> **About this task**
In this material, which lines include the string "Quick"? Show them.

> **Records provided**
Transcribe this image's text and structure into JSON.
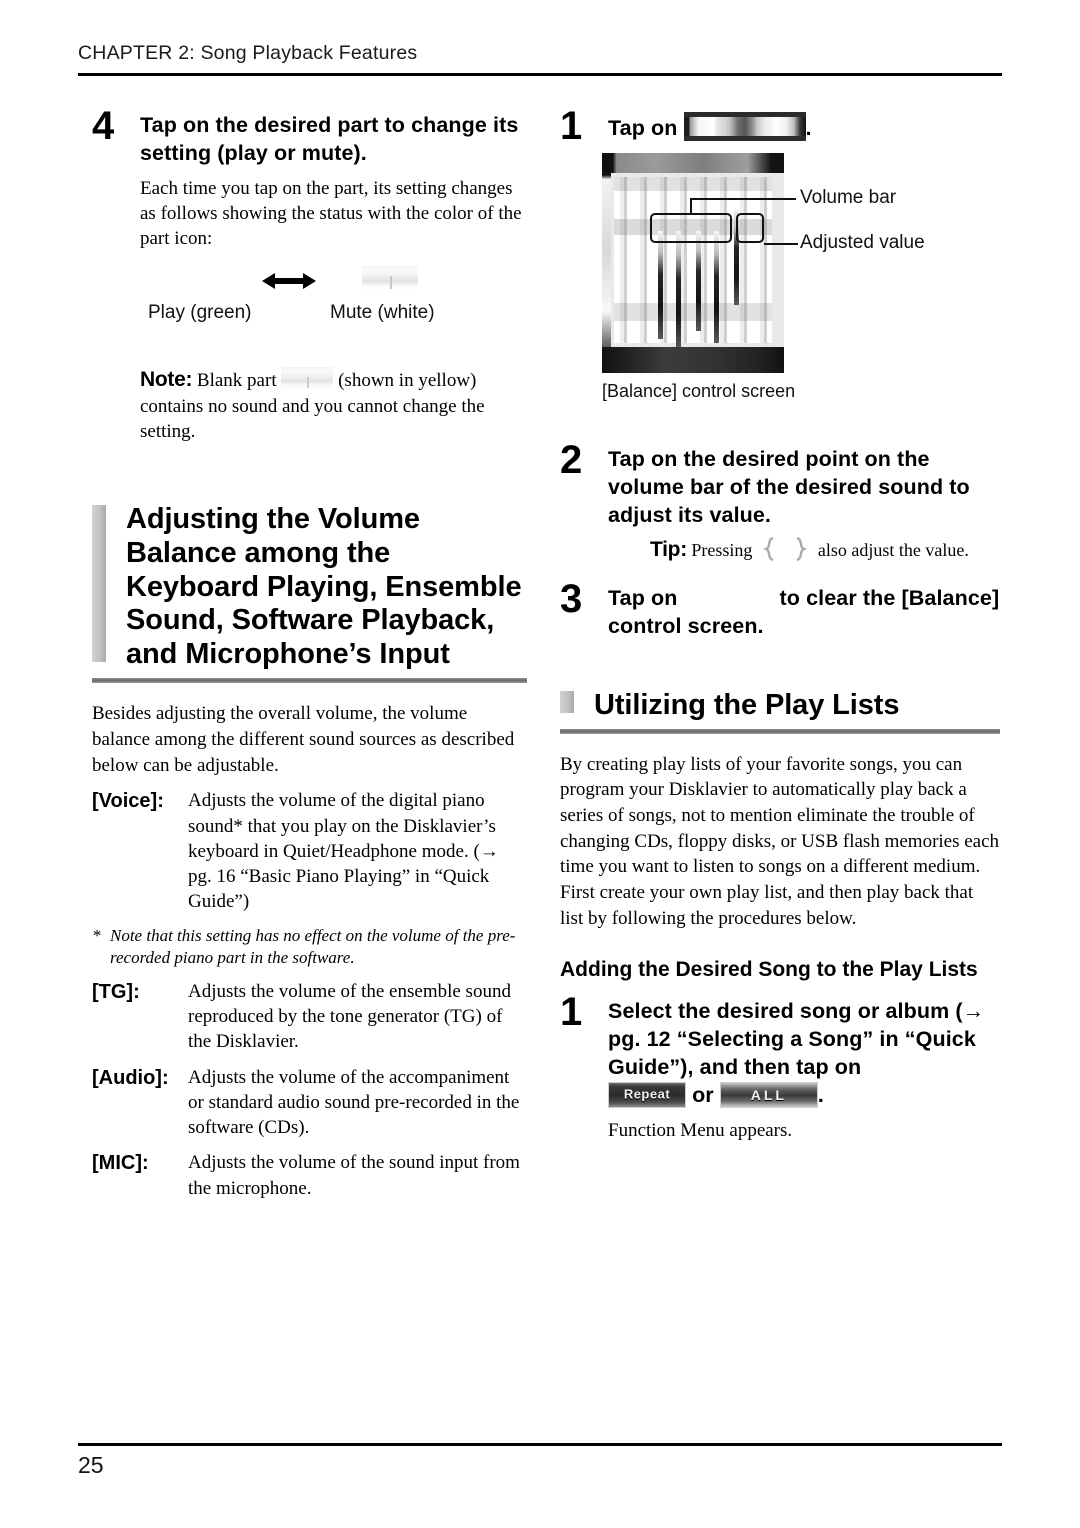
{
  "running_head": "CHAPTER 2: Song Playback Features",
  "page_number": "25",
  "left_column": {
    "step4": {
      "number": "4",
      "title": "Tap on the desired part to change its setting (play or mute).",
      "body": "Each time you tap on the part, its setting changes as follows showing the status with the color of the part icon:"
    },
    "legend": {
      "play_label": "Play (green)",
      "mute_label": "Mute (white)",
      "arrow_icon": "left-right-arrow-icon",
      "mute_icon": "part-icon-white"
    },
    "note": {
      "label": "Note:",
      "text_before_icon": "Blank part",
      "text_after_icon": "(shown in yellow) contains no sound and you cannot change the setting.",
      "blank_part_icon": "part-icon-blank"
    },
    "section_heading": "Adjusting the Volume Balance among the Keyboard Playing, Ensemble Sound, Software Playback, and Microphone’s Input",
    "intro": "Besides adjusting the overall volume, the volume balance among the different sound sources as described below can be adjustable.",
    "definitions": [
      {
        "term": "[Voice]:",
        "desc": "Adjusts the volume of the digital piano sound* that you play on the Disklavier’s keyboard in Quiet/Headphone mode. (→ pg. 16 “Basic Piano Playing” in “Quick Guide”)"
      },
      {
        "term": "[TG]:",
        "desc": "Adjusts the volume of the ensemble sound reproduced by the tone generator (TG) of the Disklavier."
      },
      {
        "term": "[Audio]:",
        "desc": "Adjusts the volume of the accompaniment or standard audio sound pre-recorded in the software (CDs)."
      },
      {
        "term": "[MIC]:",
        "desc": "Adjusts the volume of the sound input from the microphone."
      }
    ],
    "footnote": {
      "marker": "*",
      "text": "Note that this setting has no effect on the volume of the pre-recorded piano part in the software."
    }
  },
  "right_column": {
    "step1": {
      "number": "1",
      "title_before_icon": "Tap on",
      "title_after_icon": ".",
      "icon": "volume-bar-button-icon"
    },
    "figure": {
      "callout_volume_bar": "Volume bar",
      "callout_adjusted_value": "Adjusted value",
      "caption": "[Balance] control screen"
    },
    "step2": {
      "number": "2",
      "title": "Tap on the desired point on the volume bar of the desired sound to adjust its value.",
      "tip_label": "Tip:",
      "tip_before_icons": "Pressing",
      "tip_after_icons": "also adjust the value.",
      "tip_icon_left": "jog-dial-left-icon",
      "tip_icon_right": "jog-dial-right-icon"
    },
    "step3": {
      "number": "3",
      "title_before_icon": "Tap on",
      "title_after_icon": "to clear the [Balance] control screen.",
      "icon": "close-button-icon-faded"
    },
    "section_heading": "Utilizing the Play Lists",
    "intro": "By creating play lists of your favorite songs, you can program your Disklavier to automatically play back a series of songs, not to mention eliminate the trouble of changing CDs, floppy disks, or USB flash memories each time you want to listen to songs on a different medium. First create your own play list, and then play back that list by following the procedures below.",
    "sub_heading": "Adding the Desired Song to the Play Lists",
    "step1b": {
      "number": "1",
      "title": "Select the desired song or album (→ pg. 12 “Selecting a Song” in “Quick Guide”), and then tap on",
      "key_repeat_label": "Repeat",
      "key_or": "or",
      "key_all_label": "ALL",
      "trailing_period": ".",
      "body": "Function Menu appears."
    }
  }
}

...

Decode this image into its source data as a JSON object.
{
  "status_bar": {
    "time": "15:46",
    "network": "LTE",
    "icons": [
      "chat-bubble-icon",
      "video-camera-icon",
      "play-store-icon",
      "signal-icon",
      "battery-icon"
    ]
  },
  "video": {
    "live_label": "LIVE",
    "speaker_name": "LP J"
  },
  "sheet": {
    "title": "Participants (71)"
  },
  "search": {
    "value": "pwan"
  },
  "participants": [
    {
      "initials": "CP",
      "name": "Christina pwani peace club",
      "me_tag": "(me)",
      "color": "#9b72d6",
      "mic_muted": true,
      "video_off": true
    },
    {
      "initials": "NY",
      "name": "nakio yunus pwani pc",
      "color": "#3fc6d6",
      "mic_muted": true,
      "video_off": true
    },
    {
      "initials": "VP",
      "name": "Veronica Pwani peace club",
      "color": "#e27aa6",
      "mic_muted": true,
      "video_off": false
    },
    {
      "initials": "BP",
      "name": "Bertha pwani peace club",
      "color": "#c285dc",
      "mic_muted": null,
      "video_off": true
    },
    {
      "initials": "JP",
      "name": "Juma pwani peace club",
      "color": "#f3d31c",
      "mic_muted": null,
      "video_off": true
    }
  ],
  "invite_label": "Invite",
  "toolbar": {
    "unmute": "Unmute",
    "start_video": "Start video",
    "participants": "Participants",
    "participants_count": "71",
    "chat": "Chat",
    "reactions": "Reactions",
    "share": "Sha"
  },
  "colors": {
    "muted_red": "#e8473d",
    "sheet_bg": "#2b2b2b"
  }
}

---

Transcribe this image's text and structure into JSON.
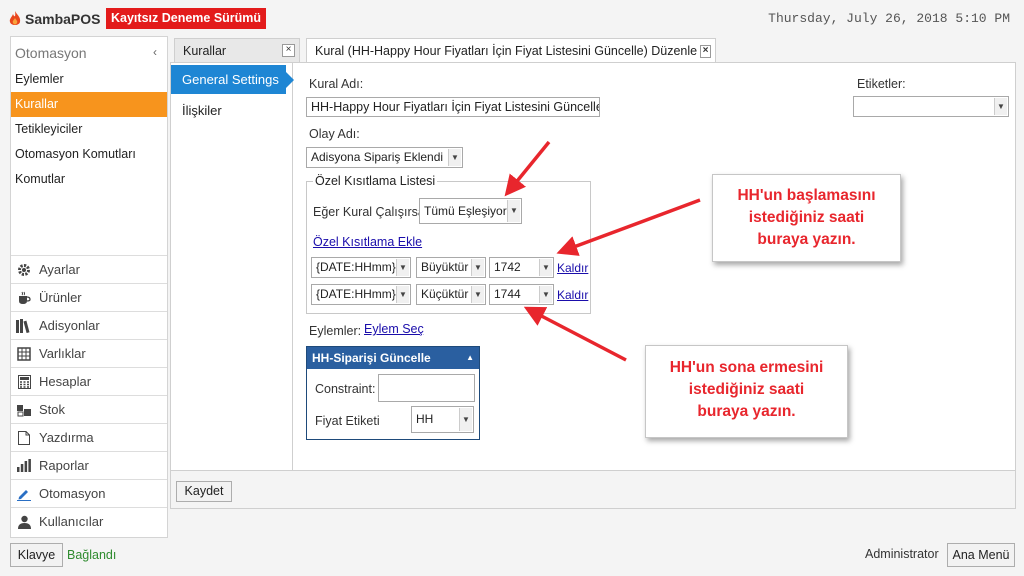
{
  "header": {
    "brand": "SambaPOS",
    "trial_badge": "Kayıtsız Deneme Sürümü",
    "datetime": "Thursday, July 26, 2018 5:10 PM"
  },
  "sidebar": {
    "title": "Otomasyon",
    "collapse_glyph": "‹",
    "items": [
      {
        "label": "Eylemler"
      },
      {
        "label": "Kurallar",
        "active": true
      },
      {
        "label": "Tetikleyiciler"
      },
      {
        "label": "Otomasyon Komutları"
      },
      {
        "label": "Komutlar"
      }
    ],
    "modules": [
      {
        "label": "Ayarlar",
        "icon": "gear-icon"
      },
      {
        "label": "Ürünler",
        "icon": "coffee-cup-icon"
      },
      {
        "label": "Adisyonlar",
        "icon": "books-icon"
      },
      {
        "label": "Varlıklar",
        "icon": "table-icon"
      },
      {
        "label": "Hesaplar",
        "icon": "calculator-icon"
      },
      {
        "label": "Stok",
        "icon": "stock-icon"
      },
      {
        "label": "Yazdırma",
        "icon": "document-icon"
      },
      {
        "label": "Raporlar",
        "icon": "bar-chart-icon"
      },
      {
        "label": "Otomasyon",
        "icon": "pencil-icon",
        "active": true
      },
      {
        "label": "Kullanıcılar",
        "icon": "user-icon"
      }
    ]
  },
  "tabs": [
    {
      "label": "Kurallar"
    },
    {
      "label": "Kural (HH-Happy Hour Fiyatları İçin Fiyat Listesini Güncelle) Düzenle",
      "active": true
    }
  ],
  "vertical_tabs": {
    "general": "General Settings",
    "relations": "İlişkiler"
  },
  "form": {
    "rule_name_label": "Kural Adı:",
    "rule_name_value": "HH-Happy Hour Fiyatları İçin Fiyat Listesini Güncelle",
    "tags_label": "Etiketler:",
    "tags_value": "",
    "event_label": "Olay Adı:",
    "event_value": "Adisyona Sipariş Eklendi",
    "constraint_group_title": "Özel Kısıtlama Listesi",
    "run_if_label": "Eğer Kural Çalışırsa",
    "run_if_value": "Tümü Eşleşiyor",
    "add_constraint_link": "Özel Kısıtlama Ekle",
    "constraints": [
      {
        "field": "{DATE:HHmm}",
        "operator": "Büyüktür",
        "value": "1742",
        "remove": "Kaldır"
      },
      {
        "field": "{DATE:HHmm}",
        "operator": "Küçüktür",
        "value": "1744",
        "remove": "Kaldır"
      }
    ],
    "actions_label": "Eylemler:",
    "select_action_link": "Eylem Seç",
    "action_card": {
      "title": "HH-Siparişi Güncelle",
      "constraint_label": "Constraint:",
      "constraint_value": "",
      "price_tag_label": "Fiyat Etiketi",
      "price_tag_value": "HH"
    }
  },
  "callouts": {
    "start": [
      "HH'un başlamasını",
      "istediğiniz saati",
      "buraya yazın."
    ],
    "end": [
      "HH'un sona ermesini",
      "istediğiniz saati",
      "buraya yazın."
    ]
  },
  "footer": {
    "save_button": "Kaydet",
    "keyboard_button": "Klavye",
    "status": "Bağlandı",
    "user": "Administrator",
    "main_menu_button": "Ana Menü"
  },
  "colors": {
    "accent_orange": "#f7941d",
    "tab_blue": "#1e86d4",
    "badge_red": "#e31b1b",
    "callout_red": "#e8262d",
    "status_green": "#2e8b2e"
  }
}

> **Your solution**
        "desc": "Adjusts the volume of the digital piano sound* that you play on the Disklavier’s keyboard in Quiet/Headphone mode. (→ pg. 16 “Basic Piano Playing” in “Quick Guide”)"
      "title": "Select the desired song or album (→ pg. 12 “Selecting a Song” in “Quick Guide”), and then tap on",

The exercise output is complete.